Nuclear Security and Japan’s Plutonium Path
At the third Nuclear Security Summit in The Hague, beginning March 24, world leaders will announce new initiatives to secure or eliminate stocks of plutonium and highly-enriched uranium, key building blocks of nuclear weapons that could be stolen by terrorists. But some nations are still producing these materials or plan to begin doing so on an industrial scale.
Japan’s government has just announced a Basic Energy Plan that renews the country’s commitment to plutonium as a fuel for nuclear reactors. The centerpiece of that effort, the Rokkasho Nuclear Fuel Reprocessing Facility, is set to open as early as October 2014 as one of the world’s largest plutonium production installations. The size and suitability of the facility have raised concerns, not only within Japan but in the region and in Washington. What is the status of the policy debate over Japan’s nuclear energy policy, including the Rokkasho plant? Why has Japan’s government chosen to proceed with the plant’s construction and operation? How does the Japanese government plan to deal with the plutonium produced in the plant? And how will Japan’s nuclear energy policy, and especially the operation of Rokkasho, impact efforts to secure and eliminate nuclear materials?
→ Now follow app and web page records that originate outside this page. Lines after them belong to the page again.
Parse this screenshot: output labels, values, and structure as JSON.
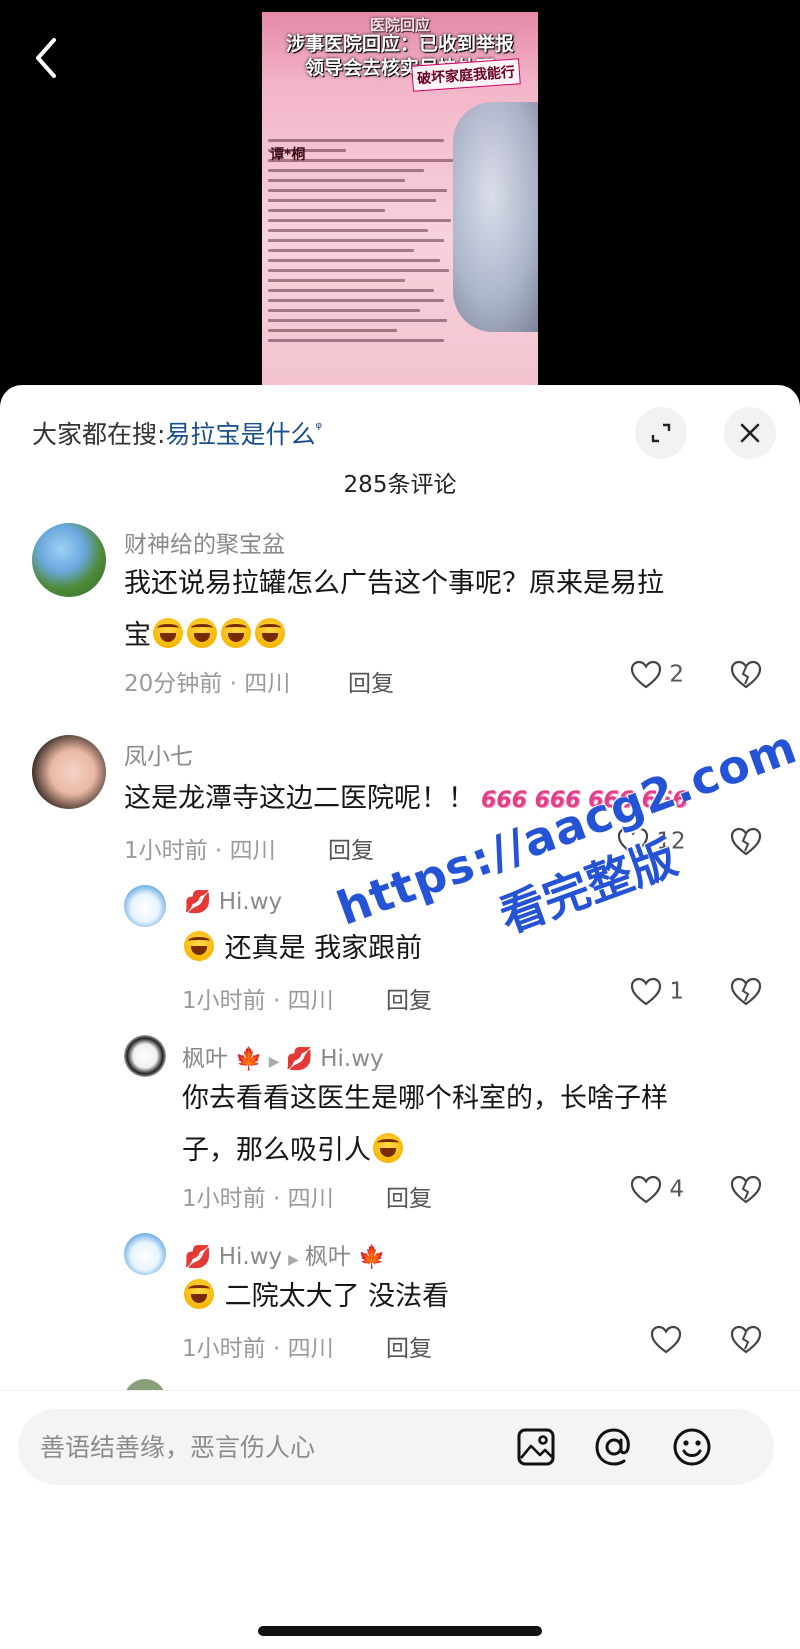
{
  "video": {
    "headline_line1": "医院回应",
    "headline_line2": "涉事医院回应：已收到举报",
    "headline_line3": "领导会去核实尽快处理",
    "sign_text": "破坏家庭我能行",
    "doc_name": "谭*桐"
  },
  "hot_search": {
    "prefix": "大家都在搜:",
    "keyword": "易拉宝是什么",
    "suffix_icon": "search-icon"
  },
  "comment_count": "285条评论",
  "comments": [
    {
      "user": "财神给的聚宝盆",
      "text_line1": "我还说易拉罐怎么广告这个事呢？原来是易拉",
      "text_line2": "宝",
      "meta": "20分钟前 · 四川",
      "reply": "回复",
      "likes": "2"
    },
    {
      "user": "凤小七",
      "text": "这是龙潭寺这边二医院呢！！",
      "stickers": "666 666 666 666",
      "meta": "1小时前 · 四川",
      "reply": "回复",
      "likes": "12"
    }
  ],
  "replies": [
    {
      "user": "Hi.wy",
      "text": "还真是 我家跟前",
      "meta": "1小时前 · 四川",
      "reply": "回复",
      "likes": "1"
    },
    {
      "user": "枫叶",
      "reply_to": "Hi.wy",
      "text_line1": "你去看看这医生是哪个科室的，长啥子样",
      "text_line2": "子，那么吸引人",
      "meta": "1小时前 · 四川",
      "reply": "回复",
      "likes": "4"
    },
    {
      "user": "Hi.wy",
      "reply_to": "枫叶",
      "text": "二院太大了 没法看",
      "meta": "1小时前 · 四川",
      "reply": "回复",
      "likes": ""
    }
  ],
  "watermark": {
    "line1": "https://aacg2.com",
    "line2": "看完整版"
  },
  "input": {
    "placeholder": "善语结善缘，恶言伤人心"
  },
  "icons": {
    "back": "chevron-left-icon",
    "expand": "expand-icon",
    "close": "close-icon",
    "like": "heart-icon",
    "dislike": "broken-heart-icon",
    "image": "image-icon",
    "mention": "at-icon",
    "emoji": "smiley-icon"
  },
  "colors": {
    "keyword": "#1a4f8c",
    "watermark": "#2553d6"
  }
}
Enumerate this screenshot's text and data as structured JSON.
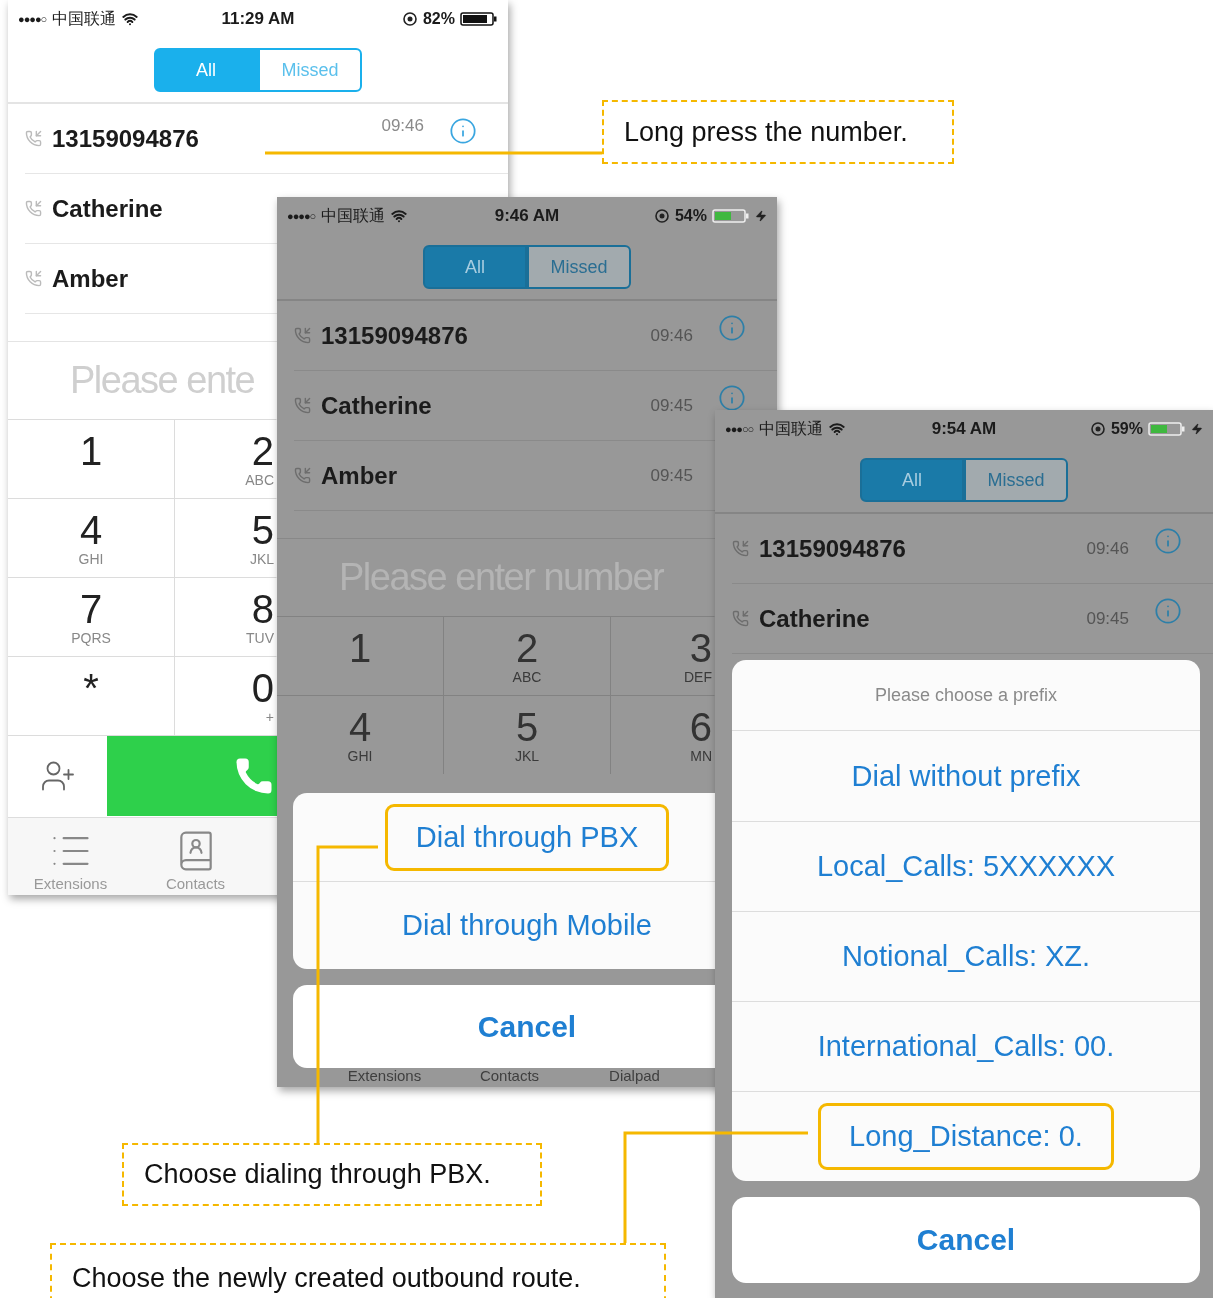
{
  "phones": [
    {
      "dimmed": false,
      "status": {
        "signal": "●●●●○",
        "carrier": "中国联通",
        "time": "11:29 AM",
        "battery": "82%",
        "charging": false
      },
      "segments": [
        {
          "label": "All",
          "selected": true
        },
        {
          "label": "Missed",
          "selected": false
        }
      ],
      "calls": [
        {
          "name": "13159094876",
          "time": "09:46",
          "info": true
        },
        {
          "name": "Catherine"
        },
        {
          "name": "Amber"
        }
      ],
      "dial_field": {
        "placeholder": "Please ente"
      },
      "keypad": [
        [
          {
            "digit": "1"
          },
          {
            "digit": "2",
            "letters": "ABC"
          }
        ],
        [
          {
            "digit": "4",
            "letters": "GHI"
          },
          {
            "digit": "5",
            "letters": "JKL"
          }
        ],
        [
          {
            "digit": "7",
            "letters": "PQRS"
          },
          {
            "digit": "8",
            "letters": "TUV"
          }
        ],
        [
          {
            "digit": "*"
          },
          {
            "digit": "0",
            "letters": "+"
          }
        ]
      ],
      "call_bar": true,
      "tabs": [
        {
          "label": "Extensions",
          "kind": "extensions"
        },
        {
          "label": "Contacts",
          "kind": "contacts"
        }
      ]
    },
    {
      "dimmed": true,
      "status": {
        "signal": "●●●●○",
        "carrier": "中国联通",
        "time": "9:46 AM",
        "battery": "54%",
        "charging": true
      },
      "segments": [
        {
          "label": "All",
          "selected": true
        },
        {
          "label": "Missed",
          "selected": false
        }
      ],
      "calls": [
        {
          "name": "13159094876",
          "time": "09:46",
          "info": true
        },
        {
          "name": "Catherine",
          "time": "09:45",
          "info": true
        },
        {
          "name": "Amber",
          "time": "09:45"
        }
      ],
      "dial_field": {
        "placeholder": "Please enter number"
      },
      "keypad": [
        [
          {
            "digit": "1"
          },
          {
            "digit": "2",
            "letters": "ABC"
          },
          {
            "digit": "3",
            "letters": "DEF"
          }
        ],
        [
          {
            "digit": "4",
            "letters": "GHI"
          },
          {
            "digit": "5",
            "letters": "JKL"
          },
          {
            "digit": "6",
            "letters": "MN"
          }
        ]
      ],
      "tabs": [
        {
          "label": "Extensions"
        },
        {
          "label": "Contacts"
        },
        {
          "label": "Dialpad"
        }
      ],
      "sheet": {
        "options": [
          {
            "label": "Dial through PBX",
            "highlighted": true
          },
          {
            "label": "Dial through Mobile",
            "highlighted": false
          }
        ],
        "cancel": "Cancel"
      }
    },
    {
      "dimmed": true,
      "status": {
        "signal": "●●●○○",
        "carrier": "中国联通",
        "time": "9:54 AM",
        "battery": "59%",
        "charging": true
      },
      "segments": [
        {
          "label": "All",
          "selected": true
        },
        {
          "label": "Missed",
          "selected": false
        }
      ],
      "calls": [
        {
          "name": "13159094876",
          "time": "09:46",
          "info": true
        },
        {
          "name": "Catherine",
          "time": "09:45",
          "info": true
        }
      ],
      "sheet": {
        "title": "Please choose a prefix",
        "options": [
          {
            "label": "Dial without prefix",
            "highlighted": false
          },
          {
            "label": "Local_Calls: 5XXXXXX",
            "highlighted": false
          },
          {
            "label": "Notional_Calls: XZ.",
            "highlighted": false
          },
          {
            "label": "International_Calls: 00.",
            "highlighted": false
          },
          {
            "label": "Long_Distance: 0.",
            "highlighted": true
          }
        ],
        "cancel": "Cancel"
      }
    }
  ],
  "callouts": [
    {
      "text": "Long press the number."
    },
    {
      "text": "Choose dialing through PBX."
    },
    {
      "text": "Choose the newly created outbound route."
    }
  ]
}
On March 14, the Brookings Institution, the Stanley Foundation and the Center for Public Integrity hosted a panel to discuss these issues. Brookings Senior Fellow Robert Einhorn, former special advisor to Secretary of State Hillary Clinton, served as moderator. Panelists included Douglas Birch, senior national security reporter for the Center for Public Integrity; R. Jeffrey Smith, managing editor for national security at the Center for Public Integrity; Matthew Bunn, a principal investigator at the Kennedy School’s Project on Managing the Atom, Harvard University; and Ambassador Nobuyasu Abe, director for the Center for the Promotion of Disarmament and Non-Proliferation and former U.N. undersecretary-general for disarmament affairs.